The ‘Land is Calling’ is the latest, largest, and most permanent work in this cycle. It reflects Ali’s working methods and motivations: these are most raw of stories, the stories of migrant communities that can still grab public attention by taking over public spaces, placing art in the heart of community. Street art in its various forms has always polarized opinion, but why, then, have we seen such negative commentary in recent articles in the national press? The answer is that this commentary is actually driven by a laudable, sharp-eyed political activism that also feels the need to speak out and do better on the part of communities. And there is much in the criticisms raised: the politics under lying Ali's commission may indeed be murky and the mural can indeed be seen, as Uddin contends, as a kind of smokescreen to cover the hypocrisy of more questionable political projects of recent times.

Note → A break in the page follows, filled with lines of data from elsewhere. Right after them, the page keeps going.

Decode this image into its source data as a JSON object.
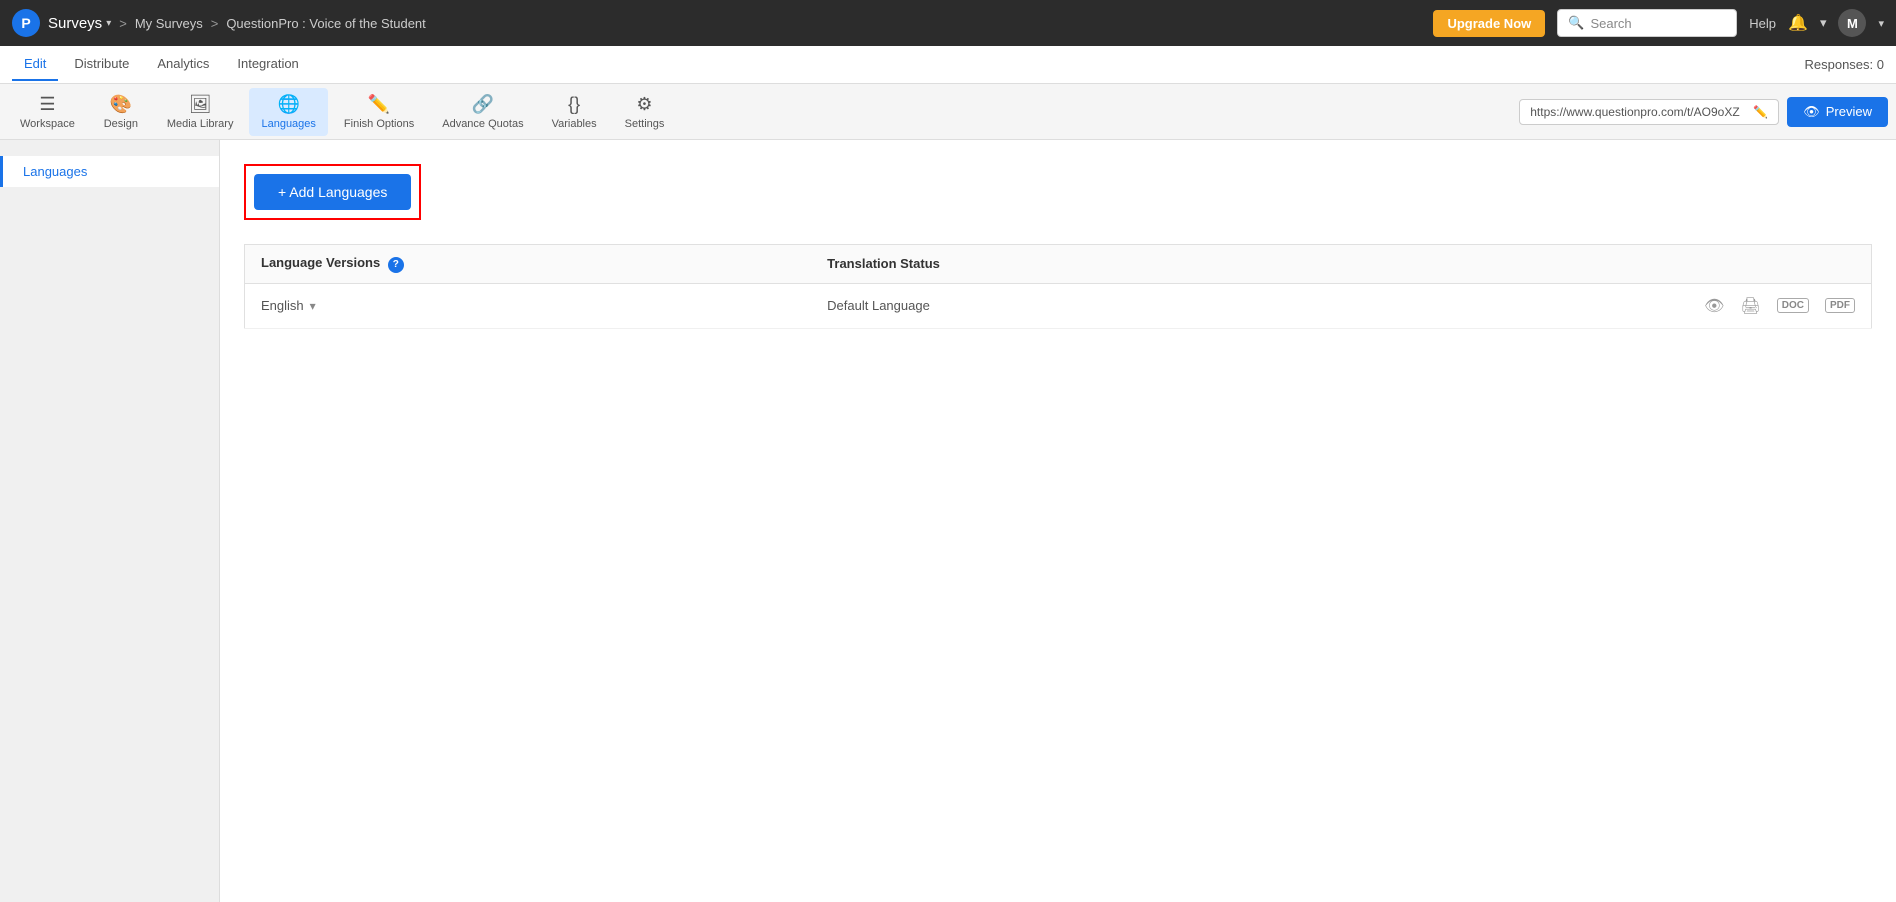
{
  "topNav": {
    "logo": "P",
    "surveys_label": "Surveys",
    "breadcrumb_separator": ">",
    "my_surveys": "My Surveys",
    "survey_title": "QuestionPro : Voice of the Student",
    "upgrade_btn": "Upgrade Now",
    "search_placeholder": "Search",
    "help_label": "Help",
    "user_avatar": "M"
  },
  "secondNav": {
    "items": [
      {
        "label": "Edit",
        "active": true
      },
      {
        "label": "Distribute",
        "active": false
      },
      {
        "label": "Analytics",
        "active": false
      },
      {
        "label": "Integration",
        "active": false
      }
    ],
    "responses_label": "Responses: 0"
  },
  "toolbar": {
    "items": [
      {
        "icon": "☰",
        "label": "Workspace"
      },
      {
        "icon": "🎨",
        "label": "Design"
      },
      {
        "icon": "🖼",
        "label": "Media Library"
      },
      {
        "icon": "🌐",
        "label": "Languages",
        "active": true
      },
      {
        "icon": "✏️",
        "label": "Finish Options"
      },
      {
        "icon": "🔗",
        "label": "Advance Quotas"
      },
      {
        "icon": "{ }",
        "label": "Variables"
      },
      {
        "icon": "⚙",
        "label": "Settings"
      }
    ],
    "url": "https://www.questionpro.com/t/AO9oXZ",
    "preview_btn": "Preview"
  },
  "sidebar": {
    "items": [
      {
        "label": "Languages",
        "active": true
      }
    ]
  },
  "content": {
    "add_languages_btn": "+ Add Languages",
    "table": {
      "headers": [
        {
          "label": "Language Versions",
          "has_info": true
        },
        {
          "label": "Translation Status"
        }
      ],
      "rows": [
        {
          "language": "English",
          "has_dropdown": true,
          "status": "Default Language"
        }
      ]
    }
  }
}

Surely, though, we are not succumbing to some privileged, bourgeois notion of art, or being complicit in the crimes of late capitalism, just because we push to understand all the contexts that give rise to urban art - the processes that have led to its production, and the stories it tells? In so doing can we not preserve some notion of art’s power to speak back to ideological critique? This isn't a misty-eyed defence of l'art pour l'art, but an insistence on giving this art is fullest contextualisation. To reduce Ali’s latest work to something which is naively decorative and so easily co-opted is to rob his art of the force of social commentary that drives it, which it in turn drives, and for which it has become renowned. Councils and corporates aside, there is now a powerful record of Bengali cultural heritage on Brick Lane. All being well, it can outlive a council's incumbency - and we we may hold those councils accountable at the next election. The art, for now, remains, and though the artist never gets sole rights in interpreting their own work, neither do we commentators. And perhaps that is for the best.